Aim 1 will be to map the development of emotion regulation mechanisms from early adolescence through young adulthood.
This aim will use neuroimaging to identify the neural bases of cognitive reappraisal, a specific emotion regulation strategy, and reappraisal's effects at different points in adolescence.
Aim 1 will also examine how an emotional stimulus's characteristics, specifically whether or not it contains social content, may impact one's ability to reappraise at different points in adolescence.
Aim 2 will be to examine how appetitive self-regulatory ability and sensitivity to social rejection may account for variability in emotion regulation capacity both within and across developmental time points. Performance on a delay of gratification task that tends to positively predict wellbeing and responses to a social rejection sensitivity measure that tends to negatively predict wellbeing will be used to predict neural and behavioral responses on the cognitive reappraisal task to understand what tendencies enhance and diminish emotion regulation efficacy across adolescence. Combining these methods will allow me to test novel hypotheses about emotional and social development in adolescence, and how patterns of individual and developmental variation in subcortically-driven affective reactivity and prefrontal control abilities may indicate which individuals are at risk for maladaptive self-regulatory behaviors. Future work may build on this knowledge by constructing interventions for these at-risk individuals that could build emotion regulatory skills and potentially reduce their chances of developing mental illness.
There is growing evidence that adolescence is a critical time for the development of emotion regulatory abilities that may buffer one against stressors and mental health problems throughout the lifespan. Using a combination of behavioral and functional imaging methods, the proposed research aims to characterize the development of emotion regulatory mechanisms in adolescence and to identify dispositional and behavioral tendencies that may enhance or diminish emotion regulatory capacity.

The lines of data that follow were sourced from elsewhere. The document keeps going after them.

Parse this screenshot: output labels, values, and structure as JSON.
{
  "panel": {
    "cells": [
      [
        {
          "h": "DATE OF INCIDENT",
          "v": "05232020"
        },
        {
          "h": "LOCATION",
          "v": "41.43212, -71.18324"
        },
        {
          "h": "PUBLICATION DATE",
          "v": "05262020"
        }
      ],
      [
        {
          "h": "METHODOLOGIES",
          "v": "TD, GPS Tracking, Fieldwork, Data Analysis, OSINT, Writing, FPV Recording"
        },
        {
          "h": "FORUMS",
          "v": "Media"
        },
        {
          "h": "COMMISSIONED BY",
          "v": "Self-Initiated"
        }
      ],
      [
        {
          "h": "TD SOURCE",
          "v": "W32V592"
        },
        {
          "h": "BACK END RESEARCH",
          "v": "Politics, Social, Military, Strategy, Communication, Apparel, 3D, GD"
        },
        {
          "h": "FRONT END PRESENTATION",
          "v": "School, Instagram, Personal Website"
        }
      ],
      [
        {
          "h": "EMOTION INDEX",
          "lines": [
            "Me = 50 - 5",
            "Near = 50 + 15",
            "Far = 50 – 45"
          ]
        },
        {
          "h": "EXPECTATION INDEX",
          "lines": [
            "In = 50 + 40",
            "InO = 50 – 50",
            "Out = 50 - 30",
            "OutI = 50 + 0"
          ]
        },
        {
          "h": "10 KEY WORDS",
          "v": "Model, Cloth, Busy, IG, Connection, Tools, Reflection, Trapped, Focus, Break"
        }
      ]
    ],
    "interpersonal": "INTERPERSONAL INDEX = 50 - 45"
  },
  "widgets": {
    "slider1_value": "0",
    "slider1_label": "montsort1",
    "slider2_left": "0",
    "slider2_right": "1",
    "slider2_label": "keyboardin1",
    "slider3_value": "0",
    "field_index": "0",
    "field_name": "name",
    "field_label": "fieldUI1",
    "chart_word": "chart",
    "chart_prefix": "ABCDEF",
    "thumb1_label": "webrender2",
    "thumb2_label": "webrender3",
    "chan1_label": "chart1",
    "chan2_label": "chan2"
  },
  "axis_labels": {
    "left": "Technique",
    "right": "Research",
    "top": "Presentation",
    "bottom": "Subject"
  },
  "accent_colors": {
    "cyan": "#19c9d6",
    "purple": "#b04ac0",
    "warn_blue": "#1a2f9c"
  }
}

The ultimate goal of this work is to identify individuals who are at risk for developing mental health problems associated with emotion dysregulation and to determine what aspects of self-regulation could be targeted in future interventions at specific points in development.

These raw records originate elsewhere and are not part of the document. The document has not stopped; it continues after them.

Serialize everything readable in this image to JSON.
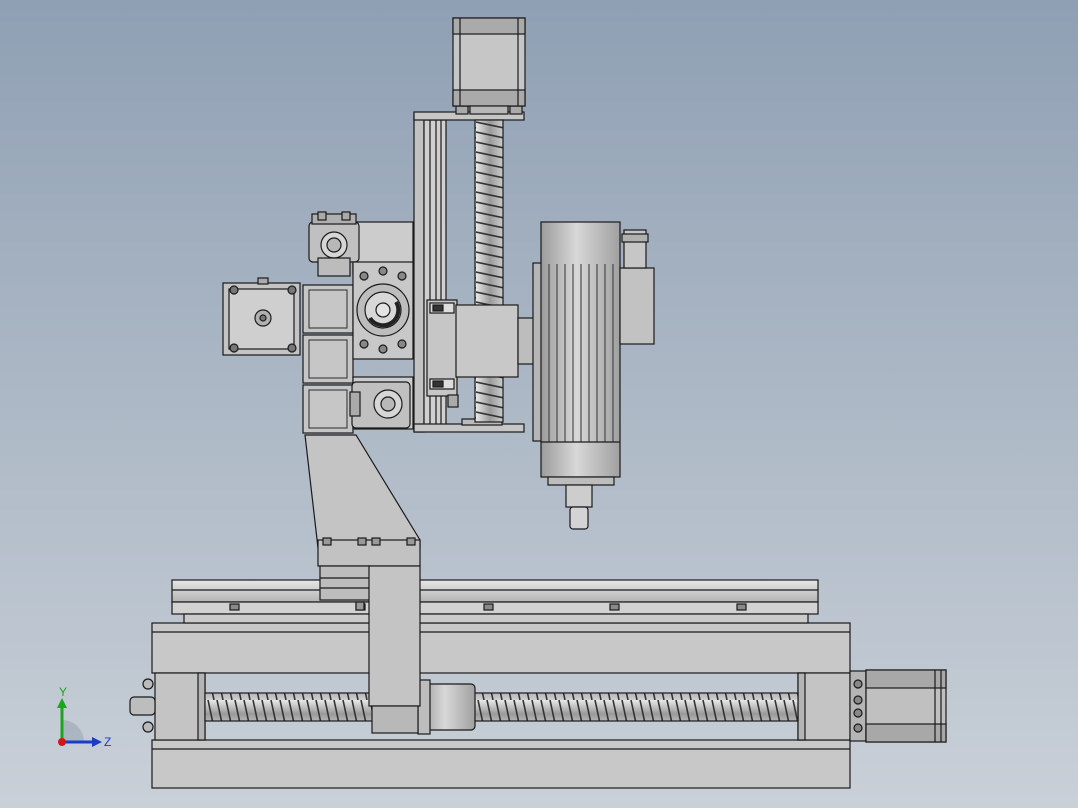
{
  "viewport": {
    "background_top": "#8fa0b4",
    "background_bottom": "#c9d0d8",
    "part_fill": "#c8c8c8",
    "part_dark": "#9a9a9a",
    "edge_color": "#1a1a1a"
  },
  "triad": {
    "y_label": "Y",
    "z_label": "Z",
    "y_color": "#1aa81a",
    "z_color": "#1a3cc8",
    "x_color": "#d01818"
  }
}
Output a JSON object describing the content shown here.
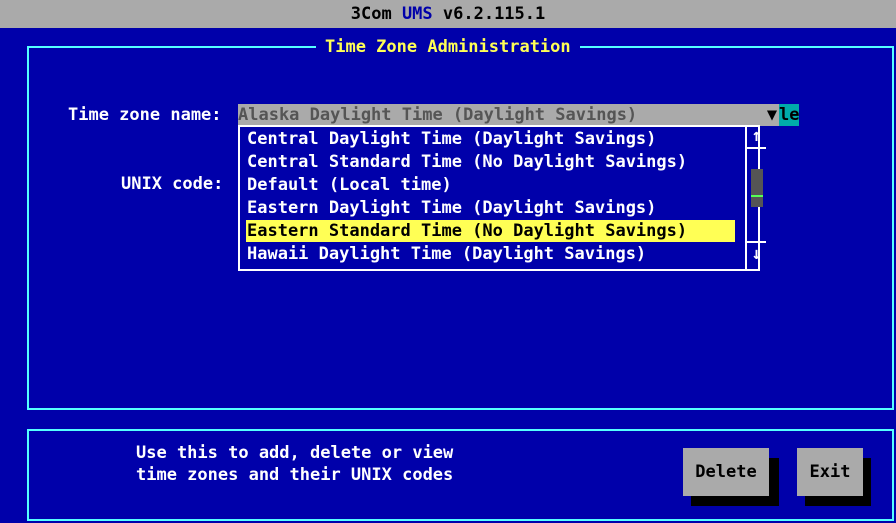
{
  "app": {
    "title_prefix": "3Com ",
    "title_brand": "UMS",
    "title_version": " v6.2.115.1"
  },
  "dialog": {
    "title": "Time Zone Administration"
  },
  "form": {
    "tz_label": "Time zone name:",
    "tz_value": "Alaska Daylight Time (Daylight Savings)",
    "tz_dropdown_arrow": "▼",
    "tz_overflow_text": "le",
    "unix_label": "UNIX code:"
  },
  "dropdown": {
    "items": [
      "Central Daylight Time (Daylight Savings)",
      "Central Standard Time (No Daylight Savings)",
      "Default (Local time)",
      "Eastern Daylight Time (Daylight Savings)",
      "Eastern Standard Time (No Daylight Savings)",
      "Hawaii Daylight Time (Daylight Savings)"
    ],
    "selected_index": 4,
    "scroll_up": "↑",
    "scroll_down": "↓"
  },
  "help": {
    "line1": "Use this to add, delete or view",
    "line2": "time zones and their UNIX codes"
  },
  "buttons": {
    "delete": "Delete",
    "exit": "Exit"
  },
  "colors": {
    "background": "#0000aa",
    "frame": "#55ffff",
    "title_text": "#ffff55",
    "selection": "#ffff55",
    "field_bg": "#aaaaaa",
    "overflow_bg": "#00aaaa"
  }
}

|Silvers, Jennifer A; Wager, Tor D; Weber, Jochen et al. (2015) The neural bases of uninstructed negative emotion modulation. Soc Cogn Affect Neurosci 10:8-Oct|
|Silvers, Jennifer A; Weber, Jochen; Wager, Tor D et al. (2015) Bad and worse: neural systems underlying reappraisal of high- and low-intensity negative emotions. Soc Cogn Affect Neurosci 10:172-9|
|Silvers, Jennifer A; Insel, Catherine; Powers, Alisa et al. (2014) Curbing craving: behavioral and brain evidence that children regulate craving when instructed to do so but have higher baseline craving than adults. Psychol Sci 25:1932-42|